CUNY professors’ invention helps vision-impaired toddlers walk safely

4/5/2018, 3:46 p.m.
The wearable “toddler cane” fastens around the waist, positioning two attached white shafts joined with a U-shaped bumper on the ...

Professors from two colleges at The City University of New York have developed a wearable cane that allows blind and severely vision-impaired toddlers to walk safely, long before they develop the cognitive skills and manual dexterity needed to use a traditional, handheld white cane. The wearable “toddler cane” fastens around the waist, positioning two attached white shafts joined with a U-shaped bumper on the ground two steps ahead, providing the child with continuous, next-step warning.

The cane might do more than help toddlers avoid falling over objects and walking into walls and trees. Research has found that childhood blindness also can lead to delays in speech, motor function and the ability to play and socialize. Ongoing research by the professors indicates that connecting vision-impaired toddlers with their world, through the wearable toddler cane may well reduce or avoid those complications.

“Vision-impaired toddlers want to run and explore the world just like sighted kids, but they trip over unseen objects, fall and walk into walls,” explained toddler-cane inventor, Grace Ambrose-Zaken, who coordinates Hunter College’s master’s program in rehabilitation, teaching, and orientation and mobility (O&M). “Those who can’t move around independently without hurting themselves tend to avoid moving.

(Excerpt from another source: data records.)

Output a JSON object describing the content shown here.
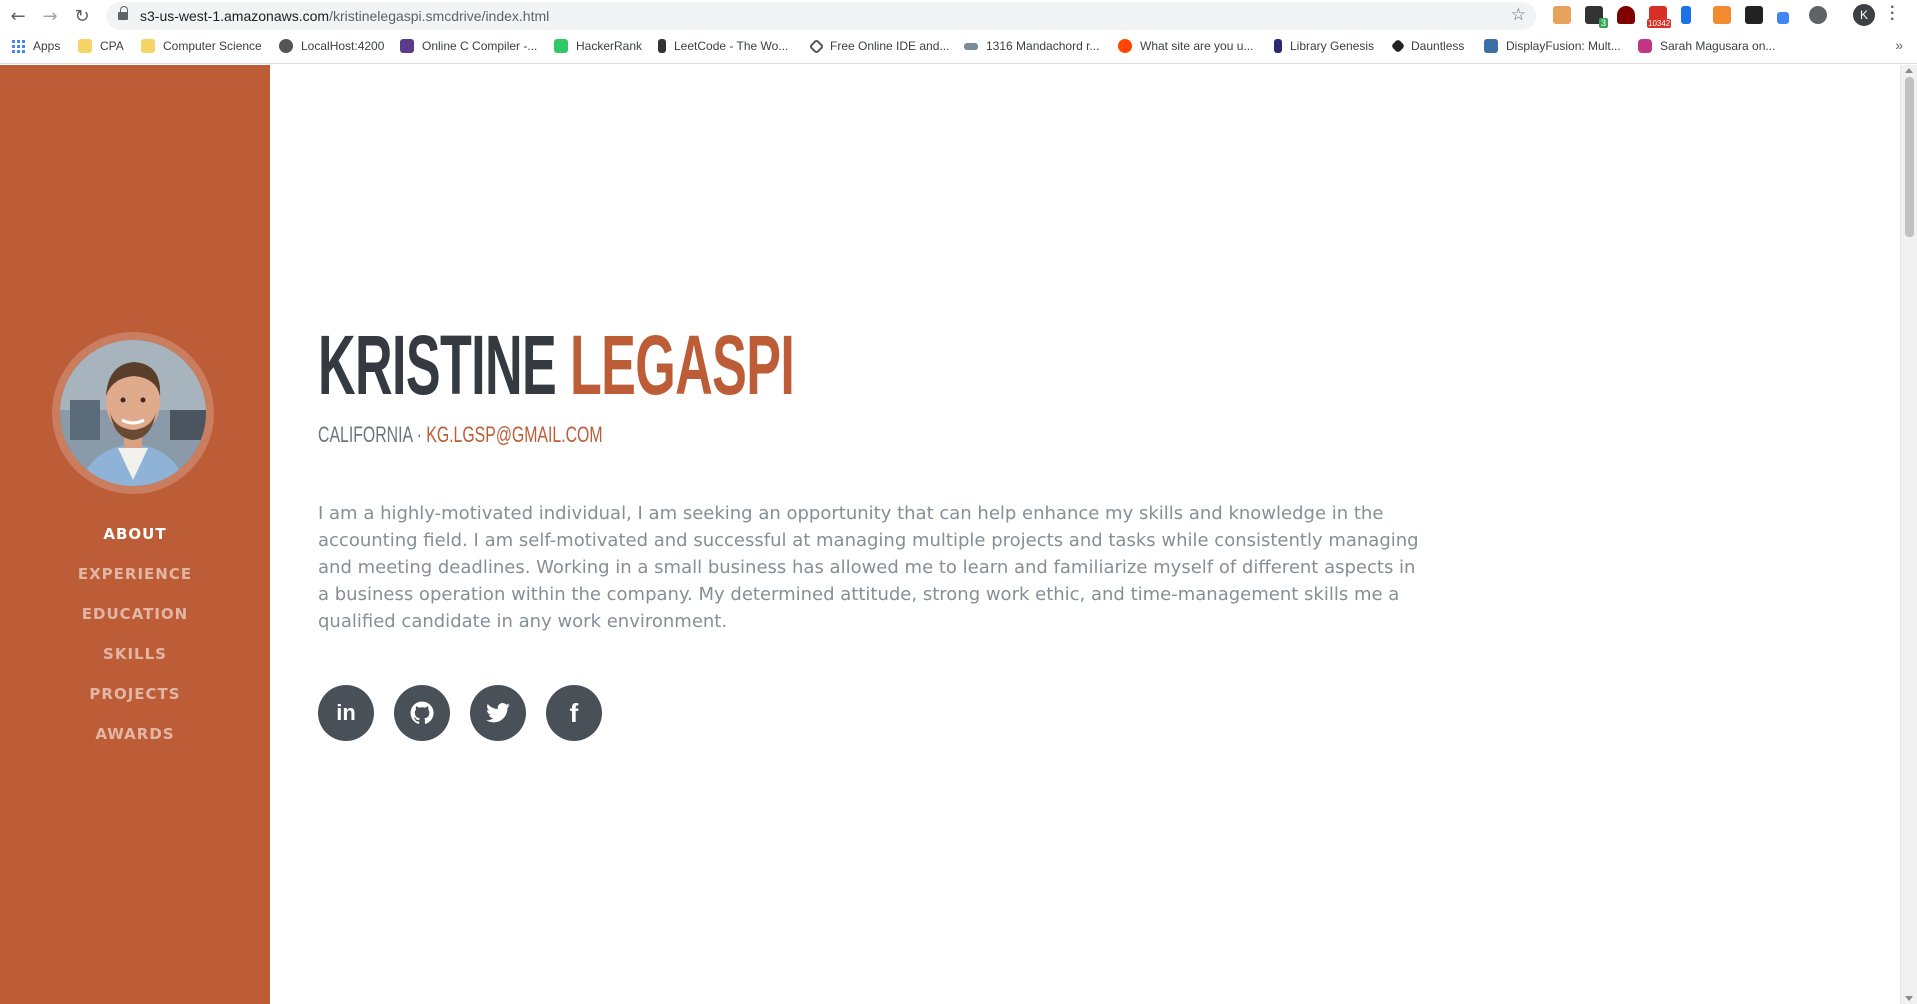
{
  "browser": {
    "url_host": "s3-us-west-1.amazonaws.com",
    "url_path": "/kristinelegaspi.smcdrive/index.html",
    "profile_initial": "K",
    "extension_badge_3": "3",
    "extension_badge_mail": "10342"
  },
  "bookmarks": [
    {
      "label": "Apps",
      "icon": "apps-grid-icon"
    },
    {
      "label": "CPA",
      "icon": "folder-icon"
    },
    {
      "label": "Computer Science",
      "icon": "folder-icon"
    },
    {
      "label": "LocalHost:4200",
      "icon": "localhost-icon"
    },
    {
      "label": "Online C Compiler -...",
      "icon": "compiler-icon"
    },
    {
      "label": "HackerRank",
      "icon": "hackerrank-icon"
    },
    {
      "label": "LeetCode - The Wo...",
      "icon": "leetcode-icon"
    },
    {
      "label": "Free Online IDE and...",
      "icon": "ide-icon"
    },
    {
      "label": "1316 Mandachord r...",
      "icon": "mandachord-icon"
    },
    {
      "label": "What site are you u...",
      "icon": "reddit-icon"
    },
    {
      "label": "Library Genesis",
      "icon": "library-icon"
    },
    {
      "label": "Dauntless",
      "icon": "dauntless-icon"
    },
    {
      "label": "DisplayFusion: Mult...",
      "icon": "displayfusion-icon"
    },
    {
      "label": "Sarah Magusara on...",
      "icon": "instagram-icon"
    }
  ],
  "sidebar": {
    "nav": [
      {
        "label": "ABOUT",
        "active": true
      },
      {
        "label": "EXPERIENCE",
        "active": false
      },
      {
        "label": "EDUCATION",
        "active": false
      },
      {
        "label": "SKILLS",
        "active": false
      },
      {
        "label": "PROJECTS",
        "active": false
      },
      {
        "label": "AWARDS",
        "active": false
      }
    ]
  },
  "about": {
    "first_name": "KRISTINE",
    "last_name": "LEGASPI",
    "location": "CALIFORNIA",
    "separator": " · ",
    "email": "KG.LGSP@GMAIL.COM",
    "bio": "I am a highly-motivated individual, I am seeking an opportunity that can help enhance my skills and knowledge in the accounting field. I am self-motivated and successful at managing multiple projects and tasks while consistently managing and meeting deadlines. Working in a small business has allowed me to learn and familiarize myself of different aspects in a business operation within the company. My determined attitude, strong work ethic, and time-management skills me a qualified candidate in any work environment.",
    "social": [
      {
        "name": "linkedin-icon",
        "glyph": "in"
      },
      {
        "name": "github-icon",
        "glyph": ""
      },
      {
        "name": "twitter-icon",
        "glyph": ""
      },
      {
        "name": "facebook-icon",
        "glyph": "f"
      }
    ]
  },
  "colors": {
    "primary": "#bd5d38",
    "dark": "#343a40",
    "muted": "#868e96",
    "social_bg": "#495057"
  }
}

They don’t play by themselves, but lay on the floor and twirl around because they are prisoners in their space and moving is fraught with danger.”

“This simple, yet extraordinary device is another example of the genuinely life-changing research going on at CUNY,” said chancellor, James B. Milliken. “I could not be prouder of our faculty and more pleased for the children and families who will benefit from this wonderful invention.”

One stunning effect of the cane that is readily apparent in video footage that Ambrose-Zaken shot is that youngsters suddenly walk— indeed, run—straight ahead.

“All of that happens instinctively and in a snap,” said Brooklyn parent, Karen Dunlap, who in her work life sources and sells tea. “My daughter’s O&M specialist shared a video of Grace demonstrating a very early prototype and I contacted her immediately.” Léa has a little-known condition, cortical visual impairment, from a stroke after birth, which primarily affects her safe mobility. “I just had to have one for Léa and from the first time she wore the toddler cane, there were dramatic differences in her being able to walk upright. Before, Léa’s head was always down and she couldn’t walk straight, but when she wore her cane, she walked upright and straight,” Dunlap said.

When a City College biomedical engineering professor, Marom Bikson, learned about Ambrose-Zaken’s work, he volunteered to help her perfect the design, produce prototypes and ramp up for manufacturing. Bikson remembers, “As a father of two toddlers, I saw the absolute necessity for this device, so I offered to help make it.” At City College’s Grove School of Engineering, Bikson manages a program that develops medical devices. His special focus is treating neurological and psychiatric disorders, like depression and development delays.

Since then, the project won a grant from the U.S. Department of Education for the first phase of testing, allowing the team to conduct prototype-development trials using state-of-the-art, rapid-prototyping facilities, including 3-D printers, in fabricating the toddler canes, which are currently custom-made to fit each child.

The CUNY professors are now seeking additional government and foundation funding for phase-two development, including reducing the cost of manufacturing. There also will be additional clinical trials to collect more data on the benefits of the toddler cane, not simply on mobility but also on general measures of well-being and development. Through support from CUNY foundations and the U.S. Department of Education, canes are provided cost free to users participating in the clinical trials.